With the latest release, we have also added custom permissions for MQTT clients. With these custom permissions, you have additional control over your data streams.
Let’s look at this new feature in detail.
In addition to the MQTT Client permissions, you can now create custom permissions for your data streams. This feature is available under Access Management.
With this feature, you can create custom permission with a name of your choice. You can also add a description.
The custom permission has four elements:
- Name: you can create custom permission with a name of your choice.
- Description: you can optionally add a description to define the use of the permission.
- Permission type: You can specify the custom permission to have one of the following attributes:
- Publish only
- Subscribe only, or
- Publish and subscribe.
- Filter: you can filter the topic you want to associate with this role. This filter also works with MQTT wildcards.
With the Free and PAYG versions of HiveMQ Cloud, you can currently use one topic filter per permission.
Why Do You Need a Custom Permission?
In addition to restricting the publish/subscribe access for MQTT clients, you may also want to limit your MQTT clients’ access to specific topics. With this, you can easily differentiate the different MQTT clients for your IoT project and ensure the data streams from clients remain separate.
Another example where you can use custom permissions is when you have different devices assigned to the customers working in multi-tenant broker instances and you need to manage the datastreams from these different devices.
Because custom permissions can reduce the scope of the client to specific topics, it helps minimize the impact of security breaches.
A Use Case for Client Permissions
Here is an example of a simple use case where client permissions are helpful. Imagine we collect simple atmospheric data for its analysis and distribution.
There are three sensors:
- Sensor A can only publish to the topic weather/temperature. The custom permission is defined as “publish temperature”.
- Sensor B can only publish to the topic weather/humidity. The custom permission is defined as “publish humidity”.
- Sensor C can only publish to the topic weather/pressure. The custom permission is defined as “publish pressure”.
Two additional services are using all this data:
- Database for storing the data and using the data at a later stage.
- Workstation that can use the data to compute weather forecasting.
These services do not need custom permissions, as the database and workstation must publish and subscribe to all topics. Therefore we can use the predefined role “publish and subscribe”. However, one can explicitly control the data flow by assigning “publish and subscribe” permissions when defining the MQTT client credentials.
If a display and a dashboard are also connected to the broker, then:
- Display X subscribes to the topic weather/temperature and displays the temperature in real-time. The custom permission is defined as “subscribe temperature”.

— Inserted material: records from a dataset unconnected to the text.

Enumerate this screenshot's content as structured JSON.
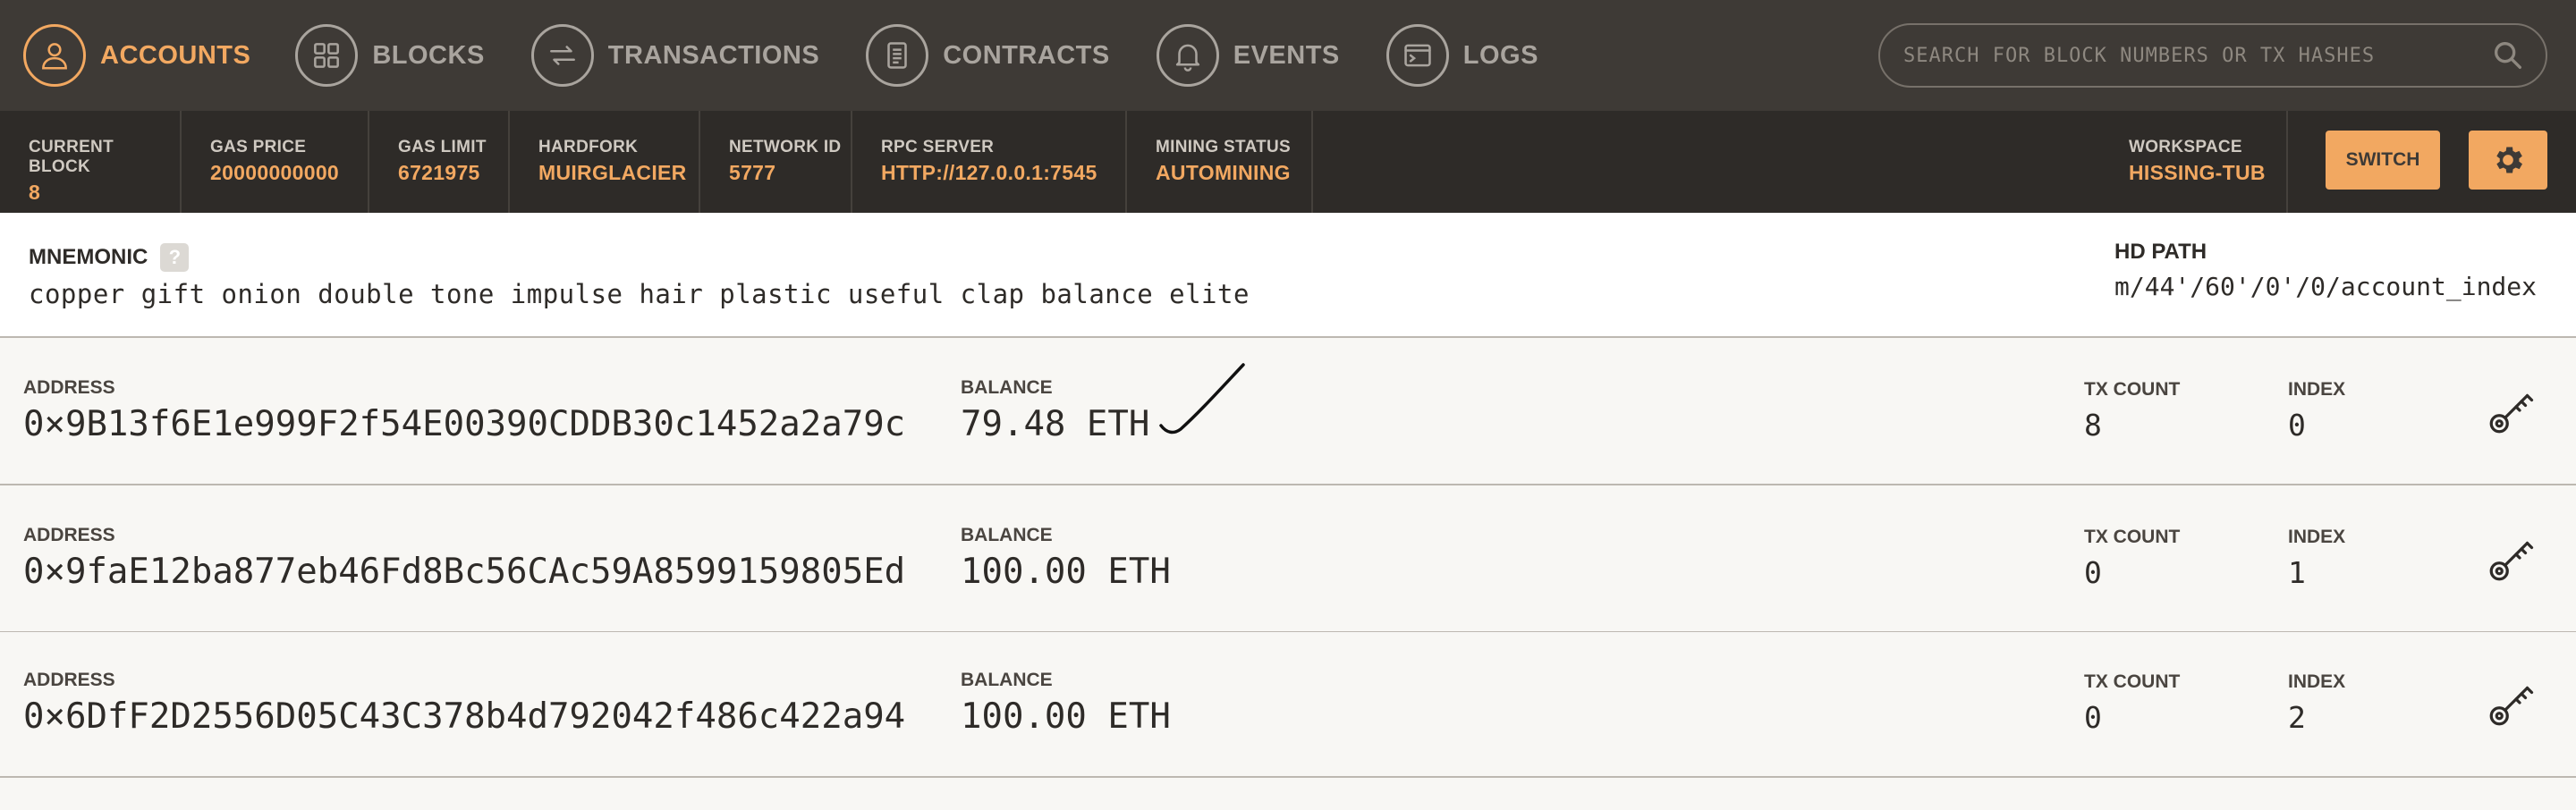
{
  "nav": {
    "items": [
      {
        "label": "ACCOUNTS",
        "icon": "user-icon",
        "active": true
      },
      {
        "label": "BLOCKS",
        "icon": "grid-icon",
        "active": false
      },
      {
        "label": "TRANSACTIONS",
        "icon": "swap-arrows-icon",
        "active": false
      },
      {
        "label": "CONTRACTS",
        "icon": "document-icon",
        "active": false
      },
      {
        "label": "EVENTS",
        "icon": "bell-icon",
        "active": false
      },
      {
        "label": "LOGS",
        "icon": "terminal-icon",
        "active": false
      }
    ],
    "search_placeholder": "SEARCH FOR BLOCK NUMBERS OR TX HASHES"
  },
  "status": {
    "current_block_label": "CURRENT BLOCK",
    "current_block": "8",
    "gas_price_label": "GAS PRICE",
    "gas_price": "20000000000",
    "gas_limit_label": "GAS LIMIT",
    "gas_limit": "6721975",
    "hardfork_label": "HARDFORK",
    "hardfork": "MUIRGLACIER",
    "network_id_label": "NETWORK ID",
    "network_id": "5777",
    "rpc_server_label": "RPC SERVER",
    "rpc_server": "HTTP://127.0.0.1:7545",
    "mining_status_label": "MINING STATUS",
    "mining_status": "AUTOMINING",
    "workspace_label": "WORKSPACE",
    "workspace": "HISSING-TUB",
    "switch_label": "SWITCH"
  },
  "mnemonic": {
    "title": "MNEMONIC",
    "help": "?",
    "words": "copper gift onion double tone impulse hair plastic useful clap balance elite",
    "hd_path_label": "HD PATH",
    "hd_path": "m/44'/60'/0'/0/account_index"
  },
  "labels": {
    "address": "ADDRESS",
    "balance": "BALANCE",
    "tx_count": "TX COUNT",
    "index": "INDEX"
  },
  "accounts": [
    {
      "address": "0×9B13f6E1e999F2f54E00390CDDB30c1452a2a79c",
      "balance": "79.48 ETH",
      "tx_count": "8",
      "index": "0"
    },
    {
      "address": "0×9faE12ba877eb46Fd8Bc56CAc59A8599159805Ed",
      "balance": "100.00 ETH",
      "tx_count": "0",
      "index": "1"
    },
    {
      "address": "0×6DfF2D2556D05C43C378b4d792042f486c422a94",
      "balance": "100.00 ETH",
      "tx_count": "0",
      "index": "2"
    }
  ],
  "colors": {
    "nav_bg": "#3e3a36",
    "status_bg": "#2e2b28",
    "accent": "#f2a861",
    "row_bg": "#f8f7f4"
  }
}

- Dashboard Y subscribes to the topic weather/forecast and displays the forecasted data. The custom permission is defined as “subscribe forecast”.
Thus, these different custom permissions help you have complete control over your IoT data streams.
In the Free and PAYG versions of the HiveMQ Cloud, such credentials can look as follows:
MQTT custom permissions allow you to control your IoT projects’ different data streams, strengthening the security. You can also control what connected clients can and cannot do, once they are connected. In addition, separating customer data streams with custom permissions allows you to use your HiveMQ Cloud cluster as a multi-tenant broker. With HiveMQ Cloud’s easy-to-use portal UI, managing your MQTT datastreams with custom permissions is simplified in the Free and PAYG tiers.
Now that you know about the magic of the custom permissions, are you ready to try them out?
About Shashank Sharma
Shashank Sharma is a product marketing manager at HiveMQ. He is passionate about technology and enabling developer-centric workflows. He has previous experience in application software tooling, autonomous driving, and numerical computing.Contact Shashank